- Task description -
Please give back the listing below word for word and drop any images.

- Records shown -
:::
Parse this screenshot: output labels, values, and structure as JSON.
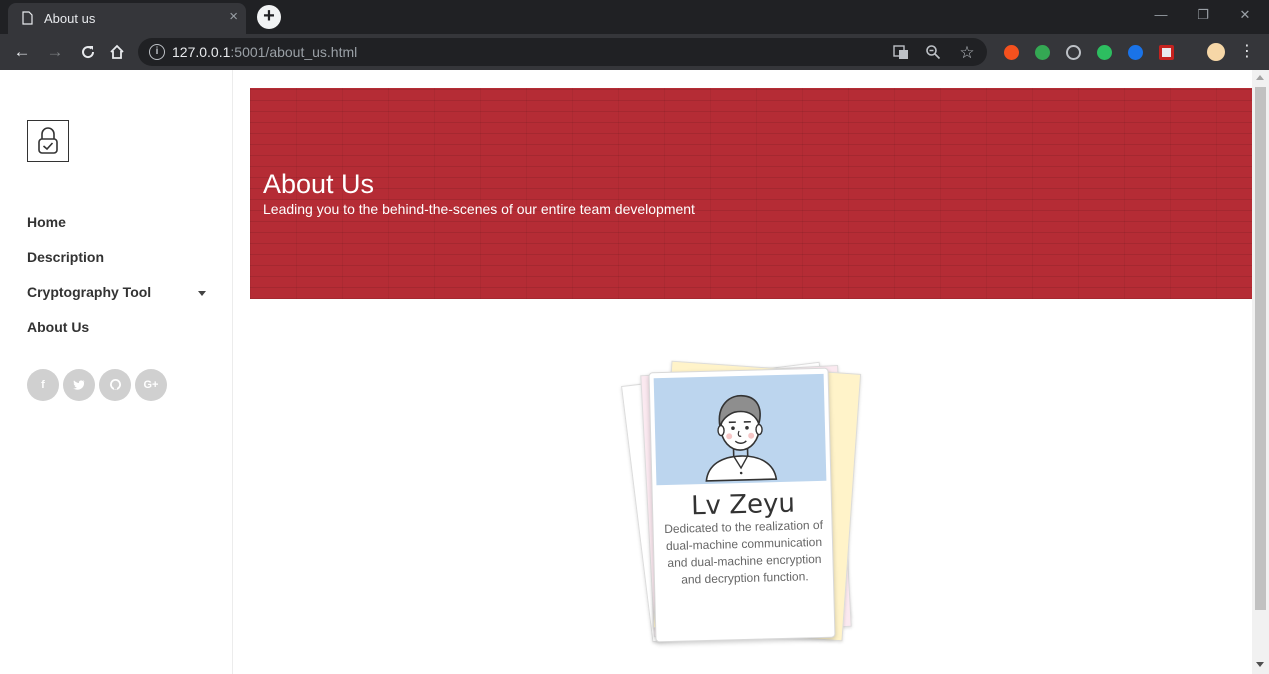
{
  "browser": {
    "tab_title": "About us",
    "tab_close": "×",
    "new_tab": "+",
    "url_host": "127.0.0.1",
    "url_rest": ":5001/about_us.html",
    "info_glyph": "i",
    "window_controls": [
      "—",
      "❐",
      "✕"
    ]
  },
  "sidebar": {
    "logo": "lock-check-logo",
    "nav": [
      {
        "label": "Home"
      },
      {
        "label": "Description"
      },
      {
        "label": "Cryptography Tool",
        "has_dropdown": true
      },
      {
        "label": "About Us"
      }
    ],
    "social": [
      {
        "icon": "facebook-icon",
        "glyph": "f"
      },
      {
        "icon": "twitter-icon",
        "glyph": "t"
      },
      {
        "icon": "github-icon",
        "glyph": "o"
      },
      {
        "icon": "google-plus-icon",
        "glyph": "G+"
      }
    ]
  },
  "hero": {
    "title": "About Us",
    "subtitle": "Leading you to the behind-the-scenes of our entire team development",
    "background_color": "#b52c35"
  },
  "team_card": {
    "name": "Lv Zeyu",
    "bio": "Dedicated to the realization of dual-machine communication and dual-machine encryption and decryption function.",
    "avatar": "male-avatar"
  },
  "colors": {
    "chrome_dark": "#202124",
    "chrome_toolbar": "#35363a",
    "accent_red": "#b52c35",
    "avatar_bg": "#bcd5ee"
  }
}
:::
- Task result -
Parse this screenshot: output labels, values, and structure as JSON.
{
  "browser": {
    "tab_title": "About us",
    "tab_close": "×",
    "new_tab": "+",
    "url_host": "127.0.0.1",
    "url_rest": ":5001/about_us.html",
    "info_glyph": "i",
    "window_controls": [
      "—",
      "❐",
      "✕"
    ]
  },
  "sidebar": {
    "logo": "lock-check-logo",
    "nav": [
      {
        "label": "Home"
      },
      {
        "label": "Description"
      },
      {
        "label": "Cryptography Tool",
        "has_dropdown": true
      },
      {
        "label": "About Us"
      }
    ],
    "social": [
      {
        "icon": "facebook-icon",
        "glyph": "f"
      },
      {
        "icon": "twitter-icon",
        "glyph": "t"
      },
      {
        "icon": "github-icon",
        "glyph": "o"
      },
      {
        "icon": "google-plus-icon",
        "glyph": "G+"
      }
    ]
  },
  "hero": {
    "title": "About Us",
    "subtitle": "Leading you to the behind-the-scenes of our entire team development",
    "background_color": "#b52c35"
  },
  "team_card": {
    "name": "Lv Zeyu",
    "bio": "Dedicated to the realization of dual-machine communication and dual-machine encryption and decryption function.",
    "avatar": "male-avatar"
  },
  "colors": {
    "chrome_dark": "#202124",
    "chrome_toolbar": "#35363a",
    "accent_red": "#b52c35",
    "avatar_bg": "#bcd5ee"
  }
}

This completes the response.